He's set to do a showcase in Nashville, Tenn., soon that could help him become a national act. "If it happens, OK. If not, I'll keep trying." Today, well into his 30s, Bladen says he has the best of both worlds. "During the week, I'm Mr. Mom," he said. While his wife, Andra, works as nursing director at a nursing home, Bladen stays home with their children, Jackson, 4, and Lydia, 2 .

" Most guys have to work all day and don't get to spend much time with their kids," he said. "And we don't have to pay for day care."

In fact, he wrote a song about it: "The Lucky One." He performed it recently on a live radio appearance.

"But after a few days of dirty diapers, I'm ready to rock 'n' roll," Bladen smiles.

The work is relentless. Bladen's River Road Records recently released a 10-year commemorative of his debut CD, "Are You Happy Now?" He has recorded three others, including one recorded live on a previous house-party tour. A new release is scheduled for next year.

Then there's rehearsing, performing and overseeing new features on his seemingly never out-of-date Web site, which before midweek posts photographs of people attending the previous weekend's gigs. Bladen is excited about the response to two new photographic features - of fans' tattoos and bellybuttons.

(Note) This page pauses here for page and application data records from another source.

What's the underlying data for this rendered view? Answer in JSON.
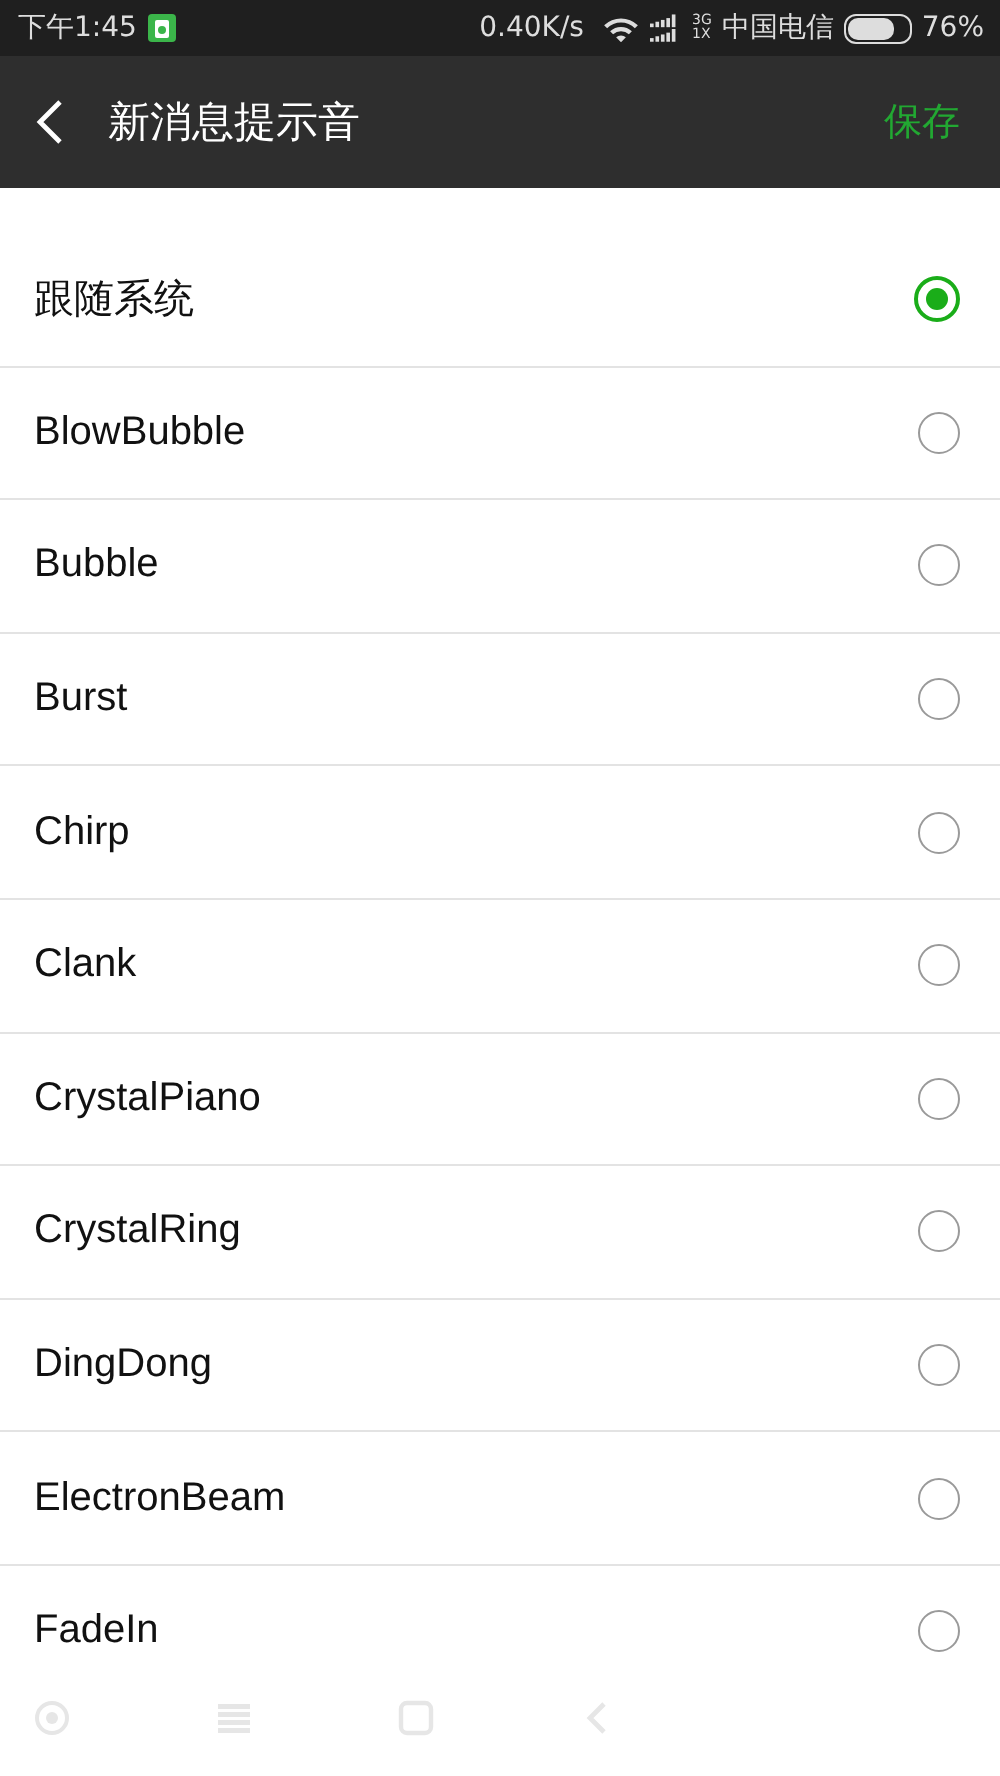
{
  "status_bar": {
    "time": "下午1:45",
    "speed": "0.40K/s",
    "network_top": "3G",
    "network_bottom": "1X",
    "carrier": "中国电信",
    "battery": "76%"
  },
  "toolbar": {
    "title": "新消息提示音",
    "action": "保存"
  },
  "options": [
    {
      "label": "跟随系统",
      "selected": true
    },
    {
      "label": "BlowBubble",
      "selected": false
    },
    {
      "label": "Bubble",
      "selected": false
    },
    {
      "label": "Burst",
      "selected": false
    },
    {
      "label": "Chirp",
      "selected": false
    },
    {
      "label": "Clank",
      "selected": false
    },
    {
      "label": "CrystalPiano",
      "selected": false
    },
    {
      "label": "CrystalRing",
      "selected": false
    },
    {
      "label": "DingDong",
      "selected": false
    },
    {
      "label": "ElectronBeam",
      "selected": false
    },
    {
      "label": "FadeIn",
      "selected": false
    }
  ]
}
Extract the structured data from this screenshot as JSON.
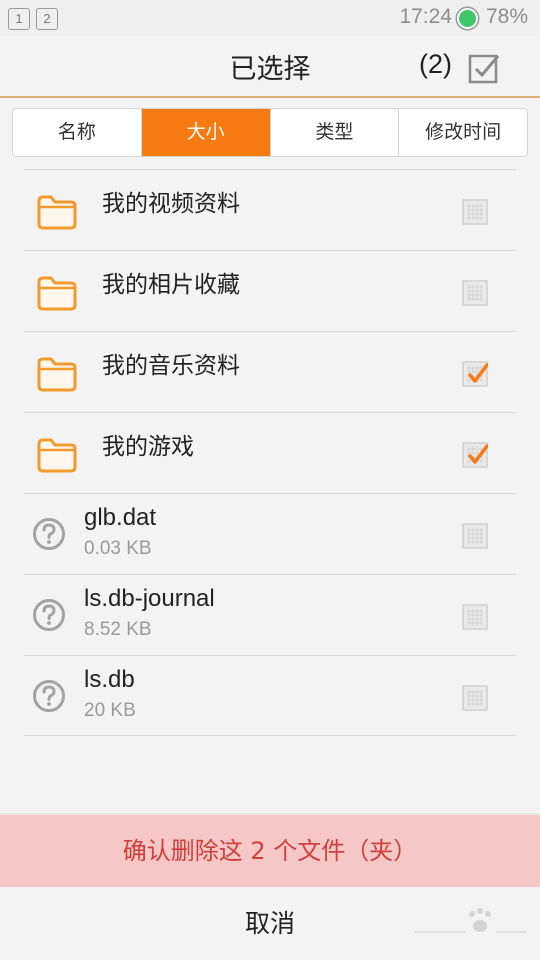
{
  "status_bar": {
    "notifications": [
      "1",
      "2"
    ],
    "time": "17:24",
    "battery": "78%"
  },
  "header": {
    "title": "已选择",
    "count": "(2)"
  },
  "sort_tabs": [
    {
      "label": "名称",
      "active": false
    },
    {
      "label": "大小",
      "active": true
    },
    {
      "label": "类型",
      "active": false
    },
    {
      "label": "修改时间",
      "active": false
    }
  ],
  "folders": [
    {
      "name": "我的视频资料",
      "checked": false
    },
    {
      "name": "我的相片收藏",
      "checked": false
    },
    {
      "name": "我的音乐资料",
      "checked": true
    },
    {
      "name": "我的游戏",
      "checked": true
    }
  ],
  "files": [
    {
      "name": "glb.dat",
      "size": "0.03 KB",
      "checked": false
    },
    {
      "name": "ls.db-journal",
      "size": "8.52 KB",
      "checked": false
    },
    {
      "name": "ls.db",
      "size": "20 KB",
      "checked": false
    }
  ],
  "actions": {
    "confirm_delete": "确认删除这 2 个文件（夹）",
    "cancel": "取消"
  },
  "colors": {
    "accent": "#f77b12",
    "folder": "#f39a2c",
    "delete_bg": "#f5c7c7",
    "delete_text": "#d0403a"
  }
}
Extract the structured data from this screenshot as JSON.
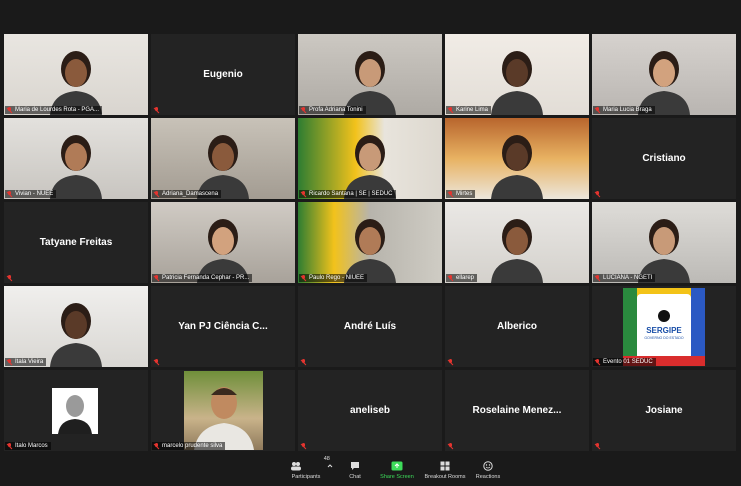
{
  "participants": [
    {
      "label": "Maria de Lourdes Rota - PGA...",
      "center_name": "",
      "kind": "video"
    },
    {
      "label": "",
      "center_name": "Eugenio",
      "kind": "name"
    },
    {
      "label": "Profa Adriana Tonini",
      "center_name": "",
      "kind": "video"
    },
    {
      "label": "Karine Lima",
      "center_name": "",
      "kind": "video"
    },
    {
      "label": "Maria Lucia Braga",
      "center_name": "",
      "kind": "video"
    },
    {
      "label": "Vivian - NUEE",
      "center_name": "",
      "kind": "video"
    },
    {
      "label": "Adriana_Damascena",
      "center_name": "",
      "kind": "video"
    },
    {
      "label": "Ricardo Santana | SE | SEDUC",
      "center_name": "",
      "kind": "video"
    },
    {
      "label": "Mirtes",
      "center_name": "",
      "kind": "video"
    },
    {
      "label": "",
      "center_name": "Cristiano",
      "kind": "name"
    },
    {
      "label": "",
      "center_name": "Tatyane Freitas",
      "kind": "name"
    },
    {
      "label": "Patricia Fernanda Cephar - PR...",
      "center_name": "",
      "kind": "video"
    },
    {
      "label": "Paulo Rego - NIUEE",
      "center_name": "",
      "kind": "video"
    },
    {
      "label": "ellarep",
      "center_name": "",
      "kind": "video"
    },
    {
      "label": "LUCIANA - NGETI",
      "center_name": "",
      "kind": "video"
    },
    {
      "label": "Itala Vieira",
      "center_name": "",
      "kind": "video"
    },
    {
      "label": "",
      "center_name": "Yan PJ Ciência C...",
      "kind": "name"
    },
    {
      "label": "",
      "center_name": "André Luís",
      "kind": "name"
    },
    {
      "label": "",
      "center_name": "Alberico",
      "kind": "name"
    },
    {
      "label": "Evento 01 SEDUC",
      "center_name": "",
      "kind": "logo"
    },
    {
      "label": "Italo Marcos",
      "center_name": "",
      "kind": "photo"
    },
    {
      "label": "marcelo prudente silva",
      "center_name": "",
      "kind": "photo"
    },
    {
      "label": "",
      "center_name": "aneliseb",
      "kind": "name"
    },
    {
      "label": "",
      "center_name": "Roselaine Menez...",
      "kind": "name"
    },
    {
      "label": "",
      "center_name": "Josiane",
      "kind": "name"
    }
  ],
  "speaking_index": 7,
  "logo": {
    "title": "SERGIPE",
    "subtitle": "GOVERNO DO ESTADO",
    "colors": [
      "#f3c318",
      "#2a8a3e",
      "#2b59c3",
      "#d92d2d"
    ]
  },
  "toolbar": {
    "participants_label": "Participants",
    "participants_count": "48",
    "chat_label": "Chat",
    "share_label": "Share Screen",
    "breakout_label": "Breakout Rooms",
    "reactions_label": "Reactions"
  }
}
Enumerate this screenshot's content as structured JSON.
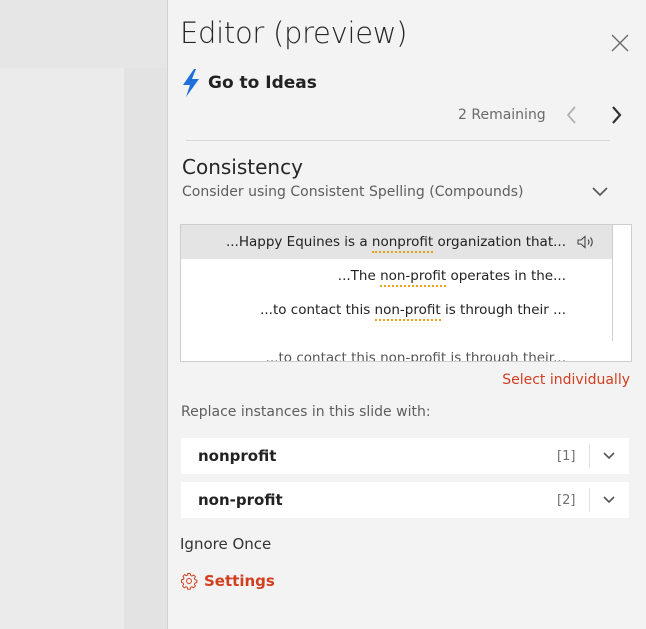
{
  "pane": {
    "title": "Editor (preview)"
  },
  "ideas": {
    "label": "Go to Ideas",
    "icon": "lightning-bolt-icon",
    "accent": "#1e6fd9"
  },
  "nav": {
    "remaining": "2 Remaining"
  },
  "category": {
    "title": "Consistency",
    "subtitle": "Consider using Consistent Spelling (Compounds)"
  },
  "instances": [
    {
      "before": "...Happy Equines is a ",
      "term": "nonprofit",
      "after": " organization that..."
    },
    {
      "before": "...The ",
      "term": "non-profit",
      "after": " operates in the..."
    },
    {
      "before": "...to contact this ",
      "term": "non-profit",
      "after": " is through their ..."
    },
    {
      "before": "...to contact this ",
      "term": "non-profit",
      "after": " is through their..."
    }
  ],
  "select_individually": "Select individually",
  "replace_header": "Replace instances in this slide with:",
  "options": [
    {
      "word": "nonprofit",
      "count": "[1]"
    },
    {
      "word": "non-profit",
      "count": "[2]"
    }
  ],
  "ignore_once": "Ignore Once",
  "settings": {
    "label": "Settings",
    "icon": "gear-icon"
  },
  "colors": {
    "accent_red": "#d13f1f",
    "highlight_underline": "#e8a317"
  }
}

"You heard the one about the kid who told his mom he wanted to be a musician when he grew up?" Bladen asks. "Well, the kid's mom answered him, 'Son, you can't do both.'"

- Evansville (IN) Courier


Are You Happy Now? CD
Live At The Hoosier Theater CD
Everything For Everybody CD
Rockin' Your House Party CD
Ride That River CD
One Live Night DVD
Feels Like Christmas CD
Homegrown Treasures CD

"Ride That River" featured in major motion picture - "Madison" - soundtrack.

Several tracks are receiving radio airplay.



"Rusty Bladen is a familiar one to anyone who has spent any amount of time in the live music establishments of Indianapolis. It's for good reason that he's one of the most popular live acts: Audiences love him." - NUVO Newsweekly

Genre: American Rock and Roll
Sounds like: If Tom Petty was from Indiana...
Official Band Website:
My Space site:
Management Website:

Bladen powers the crowd at his shows with an atmosphere of party songs, sing-alongs and a whole lot of audience participation. A college favorite, Rusty has cultivated an extremely loyal Midwestern fan base for his band and his solo performances.

Rusty's solo show is a high energy, freewheeling tour-de-force of Bladen originals, songs from the radio, and some excellent hippie country-rock tunes. The band show is an exhibition of what five guys holding onto the same roots rock and roll rope can pull an audience into. The band shows are fun, rockin' and loud. The solo shows are fun, rockin' and almost as loud.

•Rusty’s song, “Ride That River” was recorded with John Mellencamp band members and appears in the MGM major motion picture “Madison” soundtrack.

• Headlined the Jasper Strassenfest, Swiss Wine Festival, Mount Adams Music Fest in Cincinnati, Ohio, Salem Speedway, WJAA Radio Bustock in Seymour, Muscatatuck Blues Festival, and Mellencamp Festival.

• An acoustic version of "Molly's Song", a song about missing person Molly Datillo (from Rusty''s hometown of Madison, Indiana) has been released as a web-only MP3 offering at and on Rusty's myspace page, and has been downloaded more than 5,000 times since 2008.

• He released his most recent CD, "Feels Like Christmas", in 2008. Produced by Dane Clark (Mellencamp drummer), who also plays on it. The album was mixed by the legendary Ray Kennedy (Steve Earle, Lucinda Williams).

River Road Records

Rockforward Digital Media
Online Management

Rob Nichols